• **LISTED ENTRIES**

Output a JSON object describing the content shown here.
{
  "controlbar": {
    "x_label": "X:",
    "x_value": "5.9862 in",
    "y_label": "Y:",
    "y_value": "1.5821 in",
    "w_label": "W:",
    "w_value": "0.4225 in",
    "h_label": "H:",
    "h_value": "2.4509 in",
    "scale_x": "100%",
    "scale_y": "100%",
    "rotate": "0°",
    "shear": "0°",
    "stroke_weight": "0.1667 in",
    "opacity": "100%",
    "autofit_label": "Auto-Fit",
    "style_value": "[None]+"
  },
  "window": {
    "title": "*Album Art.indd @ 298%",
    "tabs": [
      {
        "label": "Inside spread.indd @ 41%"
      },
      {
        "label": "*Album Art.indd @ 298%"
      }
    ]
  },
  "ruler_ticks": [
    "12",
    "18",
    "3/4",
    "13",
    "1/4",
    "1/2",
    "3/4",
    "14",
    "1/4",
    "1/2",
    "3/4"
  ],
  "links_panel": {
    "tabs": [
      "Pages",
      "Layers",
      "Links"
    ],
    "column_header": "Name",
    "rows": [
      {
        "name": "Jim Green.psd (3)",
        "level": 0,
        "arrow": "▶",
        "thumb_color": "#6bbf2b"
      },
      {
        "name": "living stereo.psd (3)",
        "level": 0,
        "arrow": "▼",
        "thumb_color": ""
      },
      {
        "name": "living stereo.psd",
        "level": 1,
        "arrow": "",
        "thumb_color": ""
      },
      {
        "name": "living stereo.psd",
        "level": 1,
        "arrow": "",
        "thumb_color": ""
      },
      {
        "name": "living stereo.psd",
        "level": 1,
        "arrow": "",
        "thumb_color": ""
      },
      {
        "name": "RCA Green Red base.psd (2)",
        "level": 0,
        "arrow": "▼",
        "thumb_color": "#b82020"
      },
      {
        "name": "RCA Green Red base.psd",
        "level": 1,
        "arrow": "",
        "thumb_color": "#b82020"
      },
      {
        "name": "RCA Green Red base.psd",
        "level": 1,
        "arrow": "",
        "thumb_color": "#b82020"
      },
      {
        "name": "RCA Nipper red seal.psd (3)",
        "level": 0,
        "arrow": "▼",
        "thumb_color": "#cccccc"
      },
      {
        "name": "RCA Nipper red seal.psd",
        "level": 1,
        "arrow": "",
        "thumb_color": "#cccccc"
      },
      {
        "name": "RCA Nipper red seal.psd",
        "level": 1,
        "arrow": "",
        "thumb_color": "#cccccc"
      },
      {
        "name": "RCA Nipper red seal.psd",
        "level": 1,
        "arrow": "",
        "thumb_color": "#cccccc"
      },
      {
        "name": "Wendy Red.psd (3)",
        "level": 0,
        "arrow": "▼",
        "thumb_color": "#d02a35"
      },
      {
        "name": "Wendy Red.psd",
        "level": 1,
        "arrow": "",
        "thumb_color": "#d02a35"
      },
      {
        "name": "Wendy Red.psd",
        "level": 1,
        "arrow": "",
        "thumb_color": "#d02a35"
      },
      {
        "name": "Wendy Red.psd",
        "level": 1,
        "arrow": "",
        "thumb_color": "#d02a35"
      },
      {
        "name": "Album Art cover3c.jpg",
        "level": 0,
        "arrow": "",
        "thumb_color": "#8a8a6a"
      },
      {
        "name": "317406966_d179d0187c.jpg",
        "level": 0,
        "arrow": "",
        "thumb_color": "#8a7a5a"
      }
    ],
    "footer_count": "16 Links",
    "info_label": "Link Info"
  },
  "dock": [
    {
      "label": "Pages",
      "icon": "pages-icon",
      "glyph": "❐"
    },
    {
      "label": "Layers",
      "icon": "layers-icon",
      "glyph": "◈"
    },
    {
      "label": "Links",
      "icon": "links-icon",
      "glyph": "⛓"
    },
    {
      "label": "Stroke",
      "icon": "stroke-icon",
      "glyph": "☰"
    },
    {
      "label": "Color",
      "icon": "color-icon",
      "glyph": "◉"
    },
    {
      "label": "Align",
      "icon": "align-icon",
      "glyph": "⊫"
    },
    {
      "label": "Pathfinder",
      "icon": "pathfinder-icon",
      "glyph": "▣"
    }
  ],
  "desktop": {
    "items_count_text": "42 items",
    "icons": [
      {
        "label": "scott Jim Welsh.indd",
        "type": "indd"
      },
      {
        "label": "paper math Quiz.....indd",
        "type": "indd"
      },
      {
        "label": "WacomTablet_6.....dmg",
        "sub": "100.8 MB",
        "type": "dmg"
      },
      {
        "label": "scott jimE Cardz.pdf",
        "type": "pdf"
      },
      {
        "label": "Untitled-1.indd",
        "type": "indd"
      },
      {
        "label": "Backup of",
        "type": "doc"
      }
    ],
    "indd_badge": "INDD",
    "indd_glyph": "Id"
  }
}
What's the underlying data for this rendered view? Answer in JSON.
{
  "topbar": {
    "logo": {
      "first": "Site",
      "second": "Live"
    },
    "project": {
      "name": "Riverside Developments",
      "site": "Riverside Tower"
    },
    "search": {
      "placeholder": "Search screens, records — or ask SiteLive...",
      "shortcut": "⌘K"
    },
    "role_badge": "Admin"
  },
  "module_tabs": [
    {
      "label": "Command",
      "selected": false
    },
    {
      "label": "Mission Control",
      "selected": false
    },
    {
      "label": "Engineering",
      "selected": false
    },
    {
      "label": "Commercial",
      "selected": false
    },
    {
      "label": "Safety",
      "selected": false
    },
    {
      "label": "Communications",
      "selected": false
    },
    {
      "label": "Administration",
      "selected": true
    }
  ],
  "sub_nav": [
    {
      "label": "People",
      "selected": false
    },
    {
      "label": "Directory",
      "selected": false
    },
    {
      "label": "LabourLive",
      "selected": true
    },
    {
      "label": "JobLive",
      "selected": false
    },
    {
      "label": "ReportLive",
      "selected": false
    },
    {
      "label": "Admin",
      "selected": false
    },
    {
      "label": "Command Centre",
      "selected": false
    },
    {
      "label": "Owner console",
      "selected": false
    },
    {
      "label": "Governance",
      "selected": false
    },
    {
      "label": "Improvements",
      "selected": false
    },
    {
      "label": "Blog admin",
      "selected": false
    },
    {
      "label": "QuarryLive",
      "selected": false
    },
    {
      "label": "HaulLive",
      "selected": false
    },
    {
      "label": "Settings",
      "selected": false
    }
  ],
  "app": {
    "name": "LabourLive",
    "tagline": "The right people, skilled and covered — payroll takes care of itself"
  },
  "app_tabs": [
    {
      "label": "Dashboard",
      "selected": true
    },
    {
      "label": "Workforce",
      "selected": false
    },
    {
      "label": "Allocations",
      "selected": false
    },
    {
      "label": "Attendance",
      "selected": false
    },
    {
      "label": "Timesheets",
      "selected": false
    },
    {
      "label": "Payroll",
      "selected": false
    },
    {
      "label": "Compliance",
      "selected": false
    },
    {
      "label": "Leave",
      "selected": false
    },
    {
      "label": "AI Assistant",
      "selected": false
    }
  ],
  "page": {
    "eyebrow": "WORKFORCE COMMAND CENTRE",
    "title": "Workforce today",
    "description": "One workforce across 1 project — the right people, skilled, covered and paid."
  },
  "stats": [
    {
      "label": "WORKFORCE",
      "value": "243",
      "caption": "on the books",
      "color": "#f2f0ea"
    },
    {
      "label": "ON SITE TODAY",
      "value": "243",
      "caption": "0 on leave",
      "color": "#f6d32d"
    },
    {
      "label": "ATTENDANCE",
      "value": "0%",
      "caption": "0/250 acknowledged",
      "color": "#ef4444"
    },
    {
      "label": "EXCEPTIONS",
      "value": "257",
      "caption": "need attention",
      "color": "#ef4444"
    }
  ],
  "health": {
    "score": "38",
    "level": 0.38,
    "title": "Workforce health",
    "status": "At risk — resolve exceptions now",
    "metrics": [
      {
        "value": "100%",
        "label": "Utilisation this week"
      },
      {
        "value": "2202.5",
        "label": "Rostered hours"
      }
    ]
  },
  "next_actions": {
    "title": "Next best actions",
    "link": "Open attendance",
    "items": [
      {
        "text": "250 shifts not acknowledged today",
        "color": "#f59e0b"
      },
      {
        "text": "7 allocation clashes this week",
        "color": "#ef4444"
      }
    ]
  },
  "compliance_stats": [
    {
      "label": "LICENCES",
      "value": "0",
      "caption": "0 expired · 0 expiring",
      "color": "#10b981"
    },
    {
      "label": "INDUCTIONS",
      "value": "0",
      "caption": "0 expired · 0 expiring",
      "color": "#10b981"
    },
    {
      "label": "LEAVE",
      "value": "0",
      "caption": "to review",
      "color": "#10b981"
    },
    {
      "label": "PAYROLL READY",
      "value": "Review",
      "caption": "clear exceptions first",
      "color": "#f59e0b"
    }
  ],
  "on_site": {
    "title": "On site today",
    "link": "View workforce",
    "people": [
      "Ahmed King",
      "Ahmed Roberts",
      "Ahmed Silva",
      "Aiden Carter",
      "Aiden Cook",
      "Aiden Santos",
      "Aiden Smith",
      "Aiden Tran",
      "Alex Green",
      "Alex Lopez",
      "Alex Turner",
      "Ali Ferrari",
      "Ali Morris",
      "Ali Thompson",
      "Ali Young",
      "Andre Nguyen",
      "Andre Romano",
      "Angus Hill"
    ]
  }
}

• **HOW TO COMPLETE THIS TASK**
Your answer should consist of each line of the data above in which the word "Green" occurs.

• **RESPONSE FOR THIS EXERCISE**
        "name": "Jim Green.psd (3)",
        "name": "RCA Green Red base.psd (2)",
        "name": "RCA Green Red base.psd",
        "name": "RCA Green Red base.psd",
      "Alex Green",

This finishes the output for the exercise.